Anthropology | Human Paleontology
B464 | 26405 | Hunt


Humans are unique animals, but 20 million years ago our ape ancestors
were hardly distinguishable from any of the more than a dozen apes
living then.  B464, Human Paleontology, aims to survey the fossil
record beginning with the human ancestors that survived the great ape
die-off around 10 million years ago to the present. The class will
examine the course of human evolution and the evidence paleontologists
bring to bear on the issues of morphology, species numbers and
selective pressures that affected our lineage.  We will begin
historically, by examining how scientists came to recognize fossils as
extinct animals, and how they learned interpret them.  Students will
learn basic functional anatomy, and how the study of anatomy and its
function helps us to understand extinct animals.  We will investigate
how the human body functions by treating it as a mechanical solution
to life-problems.  We will also study evolutionary theory, and what it
can tell us about why humans evolved and why we're still evolving.  In
the course of learning the anatomy and chronology of critical fossils,
students will learn why humans became bipedal, why we shifted from a
principally vegetarian diet to one that includes animals, why we came

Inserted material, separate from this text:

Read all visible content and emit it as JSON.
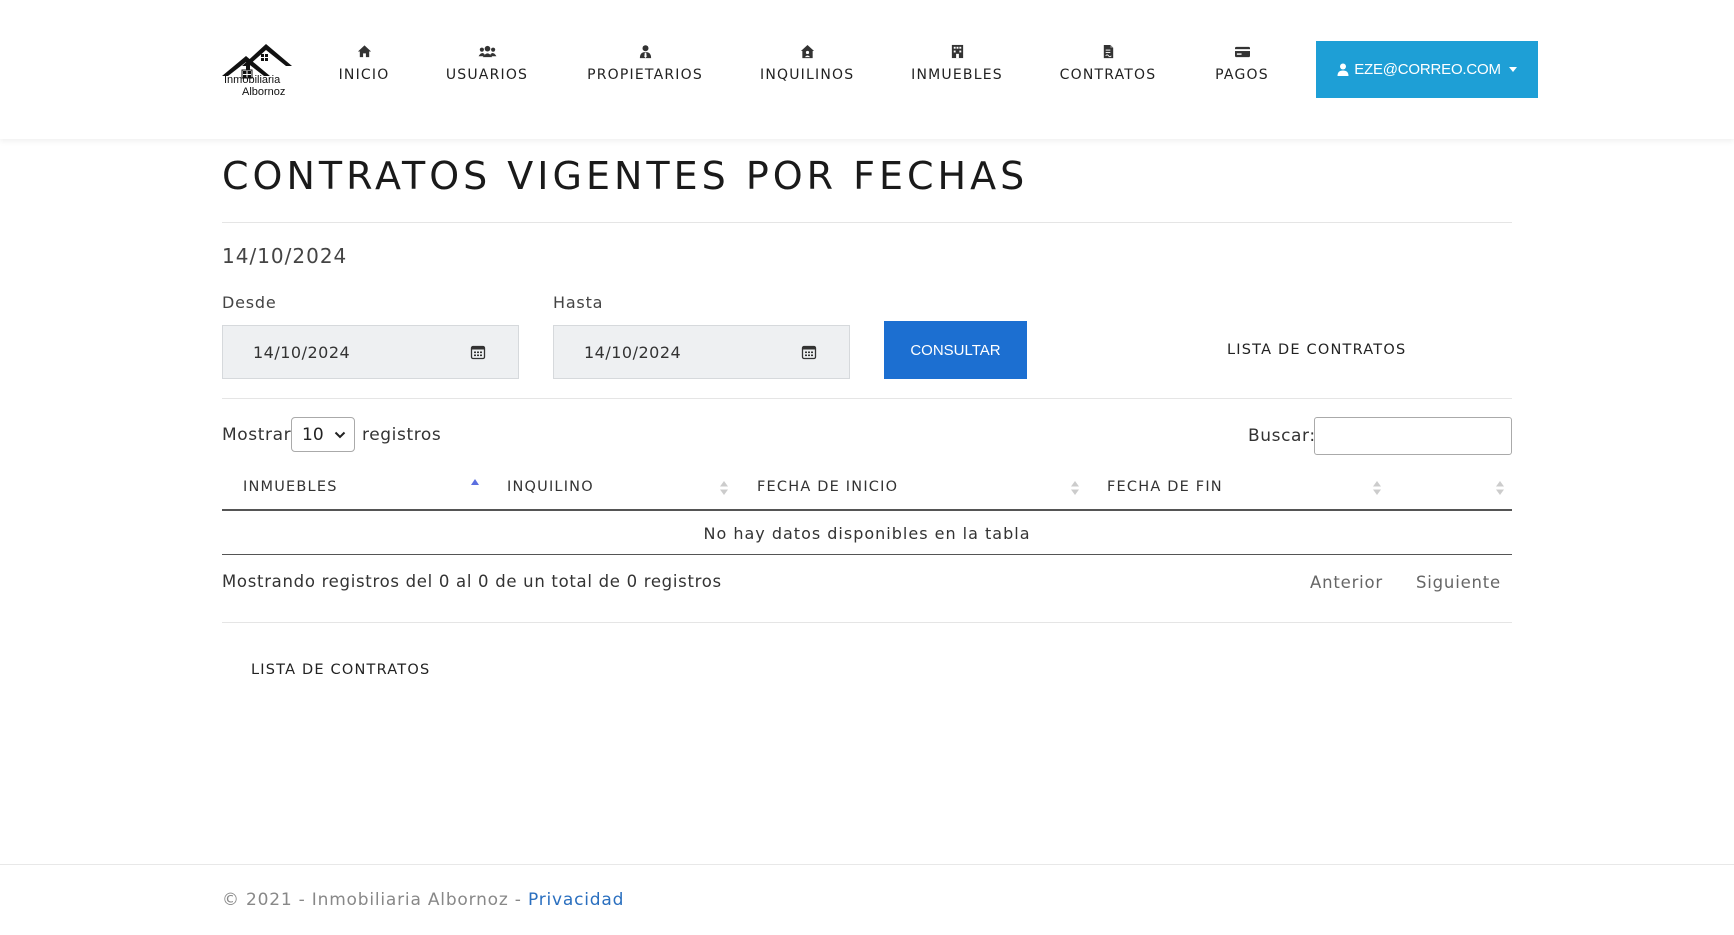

to have large brains, and what the impact of tools and other
technology has had on our bodies.